James: It's certainly been a good returning stock on our Income Investor's scorecard too, I can say that.
Kent: This is Kent. There are kind of third-party voices out here that do bring some credibility to the debate that I think should be notable for investors. If you look at what has come out of any number of courts in the United States, the western district of North Carolina maybe put it best when they said that, While this court is unfamiliar with the practices of the Ecuador judicial system, the court must believe that the concept of fraud is universal, and that what has blatantly occurred in this matter would be in fact considered fraud by any court. If such conduct does not amount to fraud in a particular country, then that country has larger problems than an oil spill. That was a federal judge. Who better to pass judgment on what has transpired here? And that's just one of seven fraud findings that have come from seven different federal courts in the United States. I think that that really should not be lost in how people are viewing the dispute.
James: Gotcha. Just starting to wrap up here, I read in a December New York Times article that 40 shareholders managing I think it was $580 billion in total assets, wanted to meet with Chevron to talk about this, but Chevron refused to talk to them. Is that true, first of all, and what would the logic be there?
Kent: I'm not entirely sure that that's entirely accurate. I've seen that a couple of times from the plaintiffs' camp, which is kind of an interesting origin for claims like that to come from. I think, James, you might want to be a little careful with the numbers and how this stuff is being characterized.
James: Yeah, just to be clear, again, it's from The New York Times; it's not my number. I haven't talked to anyone. I'm just asking you guys if that's true.

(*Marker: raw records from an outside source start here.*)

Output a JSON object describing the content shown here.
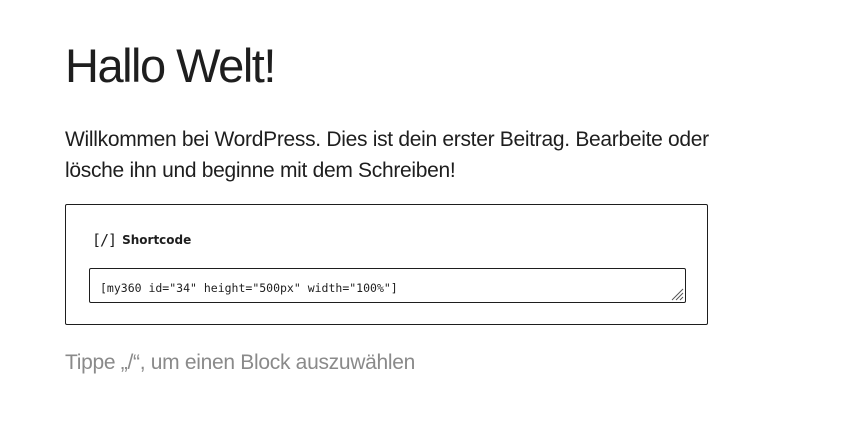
{
  "post": {
    "title": "Hallo Welt!",
    "paragraph": "Willkommen bei WordPress. Dies ist dein erster Beitrag. Bearbeite oder lösche ihn und beginne mit dem Schreiben!"
  },
  "shortcode_block": {
    "icon_glyph": "[/]",
    "icon_name": "shortcode-icon",
    "label": "Shortcode",
    "value": "[my360 id=\"34\" height=\"500px\" width=\"100%\"]"
  },
  "placeholder": {
    "text": "Tippe „/“, um einen Block auszuwählen"
  },
  "colors": {
    "text": "#1e1e1e",
    "placeholder": "#8a8a8a",
    "border": "#1e1e1e",
    "background": "#ffffff"
  }
}
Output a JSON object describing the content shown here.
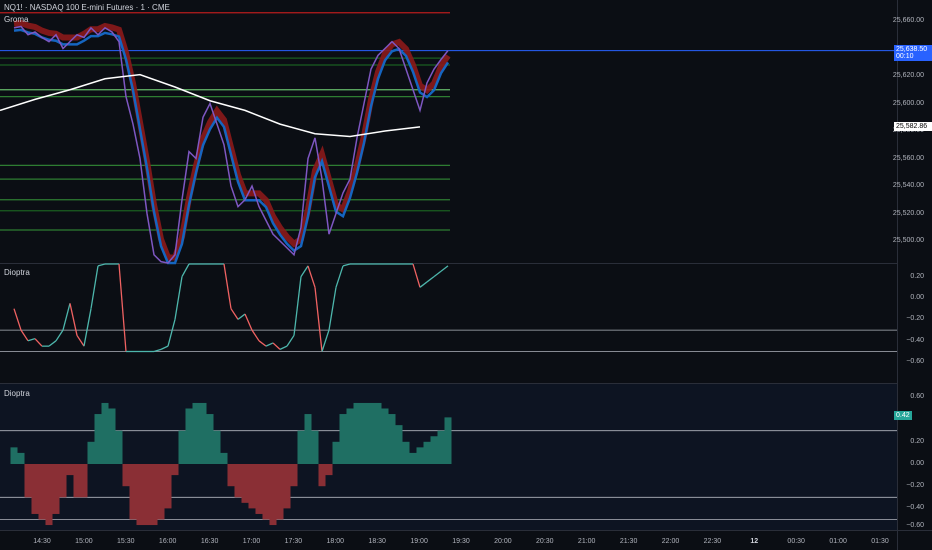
{
  "header": {
    "symbol_title": "NQ1! · NASDAQ 100 E-mini Futures · 1 · CME",
    "indicator_main": "Groma"
  },
  "panes": [
    {
      "title": "Dioptra"
    },
    {
      "title": "Dioptra"
    }
  ],
  "badges": {
    "last_price": "25,638.50",
    "countdown": "00:10",
    "ma_value": "25,582.86",
    "osc2_value": "0.42"
  },
  "colors": {
    "bg": "#0b0e14",
    "price_line": "#2962ff",
    "bull": "#26a69a",
    "bear": "#ef5350",
    "ma": "#ffffff"
  },
  "chart_data": {
    "type": "line",
    "title": "NQ1! · NASDAQ 100 E-mini Futures · 1 · CME",
    "x_start": "14:10",
    "x_step_minutes": 5,
    "price": [
      25655,
      25656,
      25650,
      25652,
      25648,
      25645,
      25650,
      25640,
      25645,
      25650,
      25648,
      25655,
      25650,
      25655,
      25652,
      25645,
      25605,
      25585,
      25560,
      25520,
      25490,
      25485,
      25480,
      25490,
      25530,
      25565,
      25560,
      25590,
      25600,
      25585,
      25570,
      25540,
      25525,
      25530,
      25540,
      25525,
      25515,
      25505,
      25500,
      25495,
      25490,
      25510,
      25560,
      25575,
      25545,
      25505,
      25520,
      25535,
      25545,
      25575,
      25600,
      25625,
      25635,
      25640,
      25645,
      25640,
      25625,
      25610,
      25595,
      25615,
      25625,
      25632,
      25638.5
    ],
    "ma_step5": [
      25595,
      25603,
      25610,
      25618,
      25621,
      25612,
      25602,
      25595,
      25585,
      25578,
      25576,
      25580,
      25583
    ],
    "osc1": [
      -0.1,
      -0.3,
      -0.4,
      -0.38,
      -0.45,
      -0.45,
      -0.4,
      -0.3,
      -0.05,
      -0.35,
      -0.45,
      -0.1,
      0.3,
      0.4,
      0.4,
      0.35,
      -0.5,
      -0.5,
      -0.5,
      -0.5,
      -0.5,
      -0.48,
      -0.45,
      -0.2,
      0.2,
      0.35,
      0.4,
      0.4,
      0.4,
      0.4,
      0.35,
      -0.1,
      -0.2,
      -0.15,
      -0.3,
      -0.4,
      -0.45,
      -0.42,
      -0.48,
      -0.45,
      -0.35,
      0.2,
      0.3,
      0.1,
      -0.5,
      -0.3,
      0.1,
      0.3,
      0.4,
      0.4,
      0.4,
      0.4,
      0.4,
      0.4,
      0.4,
      0.4,
      0.4,
      0.4,
      0.1,
      0.15,
      0.2,
      0.25,
      0.3
    ],
    "osc2": [
      0.15,
      0.1,
      -0.3,
      -0.45,
      -0.5,
      -0.55,
      -0.45,
      -0.3,
      -0.1,
      -0.3,
      -0.3,
      0.2,
      0.45,
      0.55,
      0.5,
      0.3,
      -0.2,
      -0.5,
      -0.55,
      -0.55,
      -0.55,
      -0.5,
      -0.4,
      -0.1,
      0.3,
      0.5,
      0.55,
      0.55,
      0.45,
      0.3,
      0.1,
      -0.2,
      -0.3,
      -0.35,
      -0.4,
      -0.45,
      -0.5,
      -0.55,
      -0.5,
      -0.4,
      -0.2,
      0.3,
      0.45,
      0.3,
      -0.2,
      -0.1,
      0.2,
      0.45,
      0.5,
      0.55,
      0.55,
      0.55,
      0.55,
      0.5,
      0.45,
      0.35,
      0.2,
      0.1,
      0.15,
      0.2,
      0.25,
      0.3,
      0.42
    ],
    "levels": [
      {
        "value": 25666,
        "color": "#b71c1c"
      },
      {
        "value": 25633,
        "color": "#1b5e20"
      },
      {
        "value": 25628,
        "color": "#1b5e20"
      },
      {
        "value": 25610,
        "color": "#66bb6a"
      },
      {
        "value": 25605,
        "color": "#2e7d32"
      },
      {
        "value": 25555,
        "color": "#2e7d32"
      },
      {
        "value": 25545,
        "color": "#2e7d32"
      },
      {
        "value": 25530,
        "color": "#2e7d32"
      },
      {
        "value": 25522,
        "color": "#1b5e20"
      },
      {
        "value": 25508,
        "color": "#2e7d32"
      }
    ],
    "price_ticks": [
      "25,660.00",
      "25,620.00",
      "25,600.00",
      "25,580.00",
      "25,560.00",
      "25,540.00",
      "25,520.00",
      "25,500.00"
    ],
    "price_tick_values": [
      25660,
      25620,
      25600,
      25580,
      25560,
      25540,
      25520,
      25500
    ],
    "osc1_ticks": [
      "0.20",
      "0.00",
      "−0.20",
      "−0.40",
      "−0.60"
    ],
    "osc2_ticks": [
      "0.60",
      "0.20",
      "0.00",
      "−0.20",
      "−0.40",
      "−0.60"
    ],
    "osc1_levels": [
      -0.3,
      -0.5
    ],
    "osc2_levels": [
      0.3,
      -0.3,
      -0.5
    ],
    "time_ticks": [
      "14:30",
      "15:00",
      "15:30",
      "16:00",
      "16:30",
      "17:00",
      "17:30",
      "18:00",
      "18:30",
      "19:00",
      "19:30",
      "20:00",
      "20:30",
      "21:00",
      "21:30",
      "22:00",
      "22:30",
      "12",
      "00:30",
      "01:00",
      "01:30"
    ]
  }
}
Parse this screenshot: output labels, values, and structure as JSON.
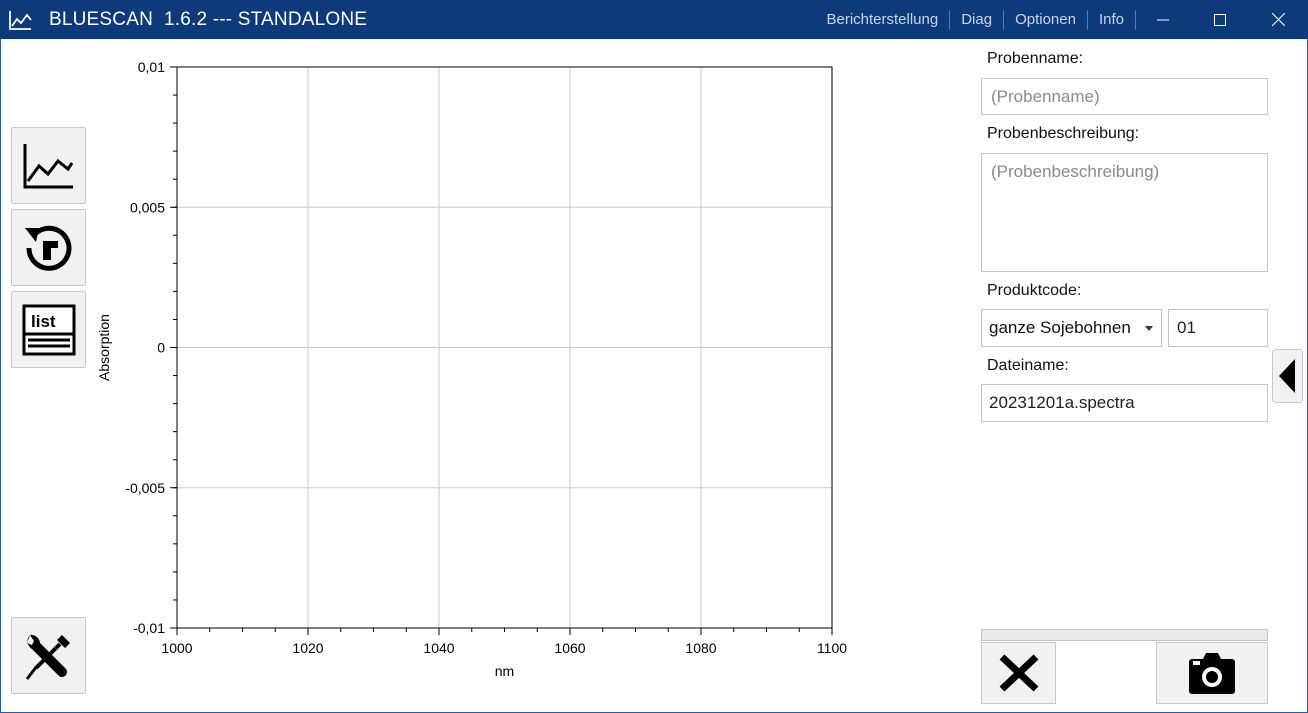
{
  "window": {
    "title": "BLUESCAN  1.6.2 --- STANDALONE",
    "menu": [
      "Berichterstellung",
      "Diag",
      "Optionen",
      "Info"
    ],
    "controls": [
      "minimize-icon",
      "maximize-icon",
      "close-icon"
    ]
  },
  "toolbar": {
    "buttons": [
      "chart-icon",
      "reset-icon",
      "list-icon",
      "tools-icon"
    ],
    "list_icon_text": "list"
  },
  "chart_data": {
    "type": "line",
    "series": [],
    "xlabel": "nm",
    "ylabel": "Absorption",
    "xlim": [
      1000,
      1100
    ],
    "ylim": [
      -0.01,
      0.01
    ],
    "x_ticks": [
      "1000",
      "1020",
      "1040",
      "1060",
      "1080",
      "1100"
    ],
    "y_ticks": [
      "0,01",
      "0,005",
      "0",
      "-0,005",
      "-0,01"
    ],
    "grid": true
  },
  "form": {
    "sample_name_label": "Probenname:",
    "sample_name_placeholder": "(Probenname)",
    "sample_name_value": "",
    "description_label": "Probenbeschreibung:",
    "description_placeholder": "(Probenbeschreibung)",
    "description_value": "",
    "product_code_label": "Produktcode:",
    "product_selected": "ganze Sojebohnen",
    "product_code_value": "01",
    "filename_label": "Dateiname:",
    "filename_value": "20231201a.spectra",
    "progress": 0
  },
  "actions": [
    "cancel-icon",
    "camera-icon",
    "collapse-panel-icon"
  ],
  "colors": {
    "titlebar": "#0d3a7a",
    "grid": "#c8c8c8",
    "button_bg": "#f1f1f1"
  }
}
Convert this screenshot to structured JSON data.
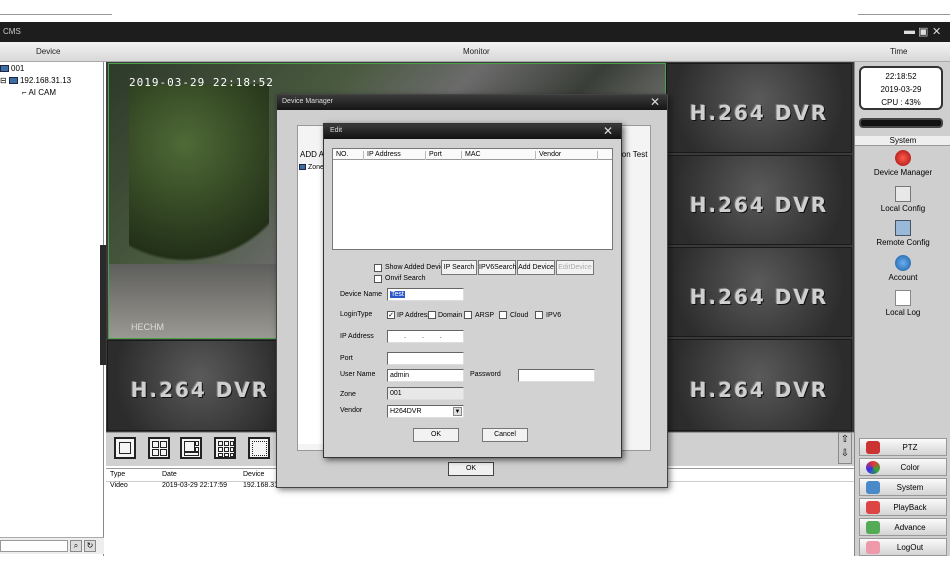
{
  "window": {
    "title": "CMS"
  },
  "header": {
    "device": "Device",
    "monitor": "Monitor",
    "time": "Time"
  },
  "tree": {
    "zone": "001",
    "ip": "192.168.31.13",
    "cam": "AI CAM"
  },
  "camera": {
    "timestamp": "2019-03-29 22:18:52",
    "watermark": "HECHM"
  },
  "tiles": {
    "label": "H.264 DVR"
  },
  "clock": {
    "time": "22:18:52",
    "date": "2019-03-29",
    "cpu": "CPU : 43%"
  },
  "right": {
    "system_header": "System",
    "links": [
      "Device Manager",
      "Local Config",
      "Remote Config",
      "Account",
      "Local Log"
    ],
    "nav": [
      "PTZ",
      "Color",
      "System",
      "PlayBack",
      "Advance",
      "LogOut"
    ]
  },
  "log": {
    "headers": [
      "Type",
      "Date",
      "Device"
    ],
    "rows": [
      {
        "type": "Video",
        "date": "2019-03-29 22:17:59",
        "device": "192.168.31.13"
      }
    ]
  },
  "device_manager": {
    "title": "Device Manager",
    "tab_left": "ADD AR",
    "tab_right": "ion Test",
    "tree_zone": "Zone",
    "ok": "OK"
  },
  "edit": {
    "title": "Edit",
    "columns": [
      "NO.",
      "IP Address",
      "Port",
      "MAC",
      "Vendor"
    ],
    "show_added": "Show Added Devic",
    "onvif": "Onvif Search",
    "buttons": {
      "ip_search": "IP Search",
      "ipv6_search": "IPV6Search",
      "add_device": "Add Device",
      "edit_device": "EditDevice"
    },
    "device_name_label": "Device Name",
    "device_name": "Test",
    "login_type_label": "LoginType",
    "login_types": [
      "IP Address",
      "Domain",
      "ARSP",
      "Cloud",
      "IPV6"
    ],
    "ip_label": "IP Address",
    "ip_value": ". . .",
    "port_label": "Port",
    "port_value": "",
    "user_label": "User Name",
    "user_value": "admin",
    "password_label": "Password",
    "password_value": "",
    "zone_label": "Zone",
    "zone_value": "001",
    "vendor_label": "Vendor",
    "vendor_value": "H264DVR",
    "ok": "OK",
    "cancel": "Cancel"
  }
}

Kent: We see these things said and we see these things put out in press releases. You may want to take a grain of salt with that.
James: So, in theory, if these guys wanted to meet with you, you actually would?
Kent: We've met with any number of stakeholders specific to the Ecuador case. In some instances, people who have come to us wanting to meet are actually in the employ of the plaintiffs. They didn't disclose that, even when we were meeting with them. We have to evaluate these things on a case-by-case basis and do our due diligence.
There are people out there who have legitimate concerns and we're happy to have conversations with them, but I'm just a little hesitant with these kinds of broad claims, giving you kind of a flat response, because it's a complicated issue and that not always people are coming to the issue with the clearest of intentions.
Jeff: And like I said, James, this is Jeff again -- we do speak to our investment base regularly about this issue. And if anyone called and wanted to talk about it or sent a request to the investor relations department here and wanted to discuss it, we'd be happy to do that. We do that regularly with much larger shareholders than the ones that you mentioned here just recently.
James: I see, gotcha. OK, so if I'm listening and I want to learn more from you guys about these allegations of fraud, about what your stance has been throughout this, would Chevron.com be the best place for me to go?
James: Excellent. It's a big issue, guys, and we know it's obviously a difficult issue, so I certainly thank you both very much for your time today, for taking the time to explain and talk about this with our members. Thanks a lot.
Jeff and Kent: Sure, James. Thank you.
Isaac Pino, CPA, has no position in any stocks mentioned. The Motley Fool recommends Chevron. Try any of our Foolish newsletter services free for 30 days. We Fools may not all hold the same opinions, but we all believe that considering a diverse range of insights makes us better investors. The Motley Fool has a disclosure policy.